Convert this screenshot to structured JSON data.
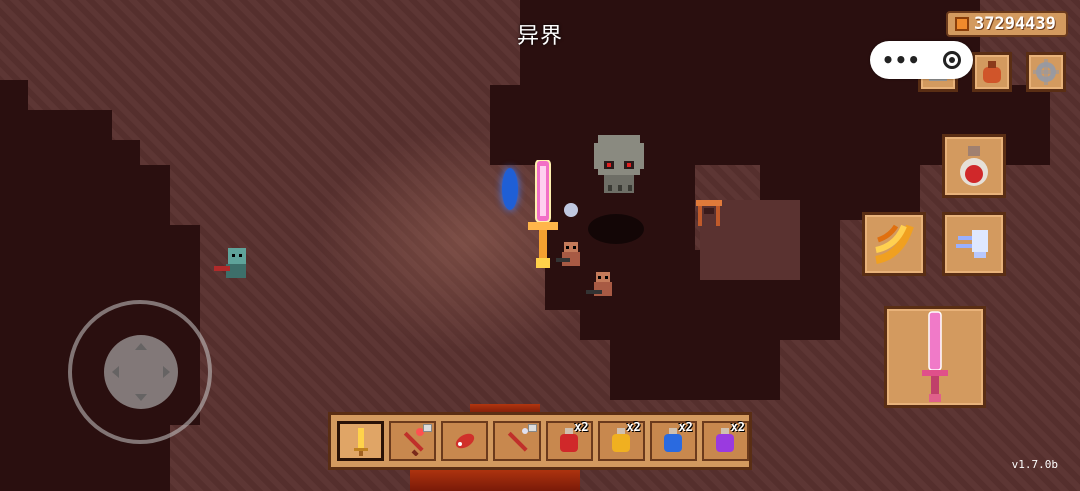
{
  "hud": {
    "area_title": "异界",
    "currency_amount": "37294439",
    "version": "v1.7.0b"
  },
  "icons": {
    "currency": "coin-icon",
    "menu": "more-dots-icon",
    "close": "target-icon",
    "top_buttons": [
      "pet-icon",
      "bag-icon",
      "gear-icon"
    ],
    "actions": [
      "potion-icon",
      "bananas-icon",
      "ghost-dash-icon",
      "pink-sword-icon"
    ]
  },
  "hotbar": {
    "slots": [
      {
        "item": "golden-sword-icon",
        "selected": true,
        "locked": false,
        "count": ""
      },
      {
        "item": "red-staff-icon",
        "selected": false,
        "locked": true,
        "count": ""
      },
      {
        "item": "red-fish-icon",
        "selected": false,
        "locked": false,
        "count": ""
      },
      {
        "item": "red-wand-icon",
        "selected": false,
        "locked": true,
        "count": ""
      },
      {
        "item": "red-potion-icon",
        "selected": false,
        "locked": false,
        "count": "x2"
      },
      {
        "item": "yellow-potion-icon",
        "selected": false,
        "locked": false,
        "count": "x2"
      },
      {
        "item": "blue-potion-icon",
        "selected": false,
        "locked": false,
        "count": "x2"
      },
      {
        "item": "purple-potion-icon",
        "selected": false,
        "locked": false,
        "count": "x2"
      }
    ]
  },
  "colors": {
    "panel": "#d39a5f",
    "panel_border": "#5a2e14",
    "rock": "#5a3230",
    "void": "#2a0f0f",
    "lava": "#b2350f"
  }
}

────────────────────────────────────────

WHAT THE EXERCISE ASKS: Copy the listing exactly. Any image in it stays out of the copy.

EXPECTED ANSWER:
Convert this screenshot to structured JSON data.
{
  "hud": {
    "area_title": "异界",
    "currency_amount": "37294439",
    "version": "v1.7.0b"
  },
  "icons": {
    "currency": "coin-icon",
    "menu": "more-dots-icon",
    "close": "target-icon",
    "top_buttons": [
      "pet-icon",
      "bag-icon",
      "gear-icon"
    ],
    "actions": [
      "potion-icon",
      "bananas-icon",
      "ghost-dash-icon",
      "pink-sword-icon"
    ]
  },
  "hotbar": {
    "slots": [
      {
        "item": "golden-sword-icon",
        "selected": true,
        "locked": false,
        "count": ""
      },
      {
        "item": "red-staff-icon",
        "selected": false,
        "locked": true,
        "count": ""
      },
      {
        "item": "red-fish-icon",
        "selected": false,
        "locked": false,
        "count": ""
      },
      {
        "item": "red-wand-icon",
        "selected": false,
        "locked": true,
        "count": ""
      },
      {
        "item": "red-potion-icon",
        "selected": false,
        "locked": false,
        "count": "x2"
      },
      {
        "item": "yellow-potion-icon",
        "selected": false,
        "locked": false,
        "count": "x2"
      },
      {
        "item": "blue-potion-icon",
        "selected": false,
        "locked": false,
        "count": "x2"
      },
      {
        "item": "purple-potion-icon",
        "selected": false,
        "locked": false,
        "count": "x2"
      }
    ]
  },
  "colors": {
    "panel": "#d39a5f",
    "panel_border": "#5a2e14",
    "rock": "#5a3230",
    "void": "#2a0f0f",
    "lava": "#b2350f"
  }
}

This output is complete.